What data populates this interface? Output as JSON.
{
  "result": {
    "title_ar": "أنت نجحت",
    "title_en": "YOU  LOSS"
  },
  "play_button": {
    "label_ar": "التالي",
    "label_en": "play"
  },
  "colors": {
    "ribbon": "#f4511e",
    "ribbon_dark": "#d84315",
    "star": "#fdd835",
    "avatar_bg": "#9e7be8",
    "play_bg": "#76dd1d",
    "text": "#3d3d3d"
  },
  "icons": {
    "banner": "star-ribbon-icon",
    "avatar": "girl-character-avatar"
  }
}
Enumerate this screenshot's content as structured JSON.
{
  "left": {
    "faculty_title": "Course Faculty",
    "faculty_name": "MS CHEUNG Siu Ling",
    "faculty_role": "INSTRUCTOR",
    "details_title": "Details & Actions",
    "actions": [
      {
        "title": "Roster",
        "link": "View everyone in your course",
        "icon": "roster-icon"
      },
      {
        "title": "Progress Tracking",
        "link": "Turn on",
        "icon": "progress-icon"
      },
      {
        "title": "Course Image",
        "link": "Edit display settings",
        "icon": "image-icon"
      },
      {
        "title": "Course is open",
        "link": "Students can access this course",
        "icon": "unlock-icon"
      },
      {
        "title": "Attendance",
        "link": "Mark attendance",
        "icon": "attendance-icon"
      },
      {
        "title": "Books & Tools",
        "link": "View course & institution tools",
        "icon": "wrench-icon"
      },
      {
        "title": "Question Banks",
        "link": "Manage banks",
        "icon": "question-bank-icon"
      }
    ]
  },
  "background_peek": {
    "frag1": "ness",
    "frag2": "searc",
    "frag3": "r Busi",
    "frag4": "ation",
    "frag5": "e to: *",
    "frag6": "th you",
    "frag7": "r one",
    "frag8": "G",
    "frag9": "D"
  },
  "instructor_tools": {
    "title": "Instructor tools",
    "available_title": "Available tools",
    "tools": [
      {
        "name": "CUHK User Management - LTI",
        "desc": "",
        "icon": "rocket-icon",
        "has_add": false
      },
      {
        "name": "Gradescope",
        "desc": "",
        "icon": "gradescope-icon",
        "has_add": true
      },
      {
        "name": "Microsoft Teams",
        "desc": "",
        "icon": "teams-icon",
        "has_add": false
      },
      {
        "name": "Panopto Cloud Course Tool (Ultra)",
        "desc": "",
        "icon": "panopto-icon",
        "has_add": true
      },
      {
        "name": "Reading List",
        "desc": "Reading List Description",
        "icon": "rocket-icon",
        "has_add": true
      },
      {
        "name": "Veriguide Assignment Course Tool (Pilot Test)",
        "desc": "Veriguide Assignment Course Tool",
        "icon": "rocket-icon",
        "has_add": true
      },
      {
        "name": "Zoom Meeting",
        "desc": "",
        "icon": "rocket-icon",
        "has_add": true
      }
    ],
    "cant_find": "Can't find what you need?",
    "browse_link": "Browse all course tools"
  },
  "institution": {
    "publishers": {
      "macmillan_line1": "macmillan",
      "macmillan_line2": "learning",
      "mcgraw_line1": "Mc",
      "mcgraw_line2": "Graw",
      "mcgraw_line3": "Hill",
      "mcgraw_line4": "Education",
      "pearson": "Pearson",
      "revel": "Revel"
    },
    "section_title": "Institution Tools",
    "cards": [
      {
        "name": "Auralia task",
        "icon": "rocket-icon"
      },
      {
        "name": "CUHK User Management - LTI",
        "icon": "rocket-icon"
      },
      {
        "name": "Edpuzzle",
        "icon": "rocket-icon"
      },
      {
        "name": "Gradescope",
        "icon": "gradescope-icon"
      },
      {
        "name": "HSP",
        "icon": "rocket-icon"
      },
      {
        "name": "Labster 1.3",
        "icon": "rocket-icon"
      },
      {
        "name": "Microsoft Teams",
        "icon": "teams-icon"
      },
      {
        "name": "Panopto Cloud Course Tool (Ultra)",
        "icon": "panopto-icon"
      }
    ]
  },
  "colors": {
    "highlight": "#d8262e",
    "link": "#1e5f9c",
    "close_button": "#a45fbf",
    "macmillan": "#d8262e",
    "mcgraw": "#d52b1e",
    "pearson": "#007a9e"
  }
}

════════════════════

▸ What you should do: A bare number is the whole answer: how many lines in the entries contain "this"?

▸ Response area: 3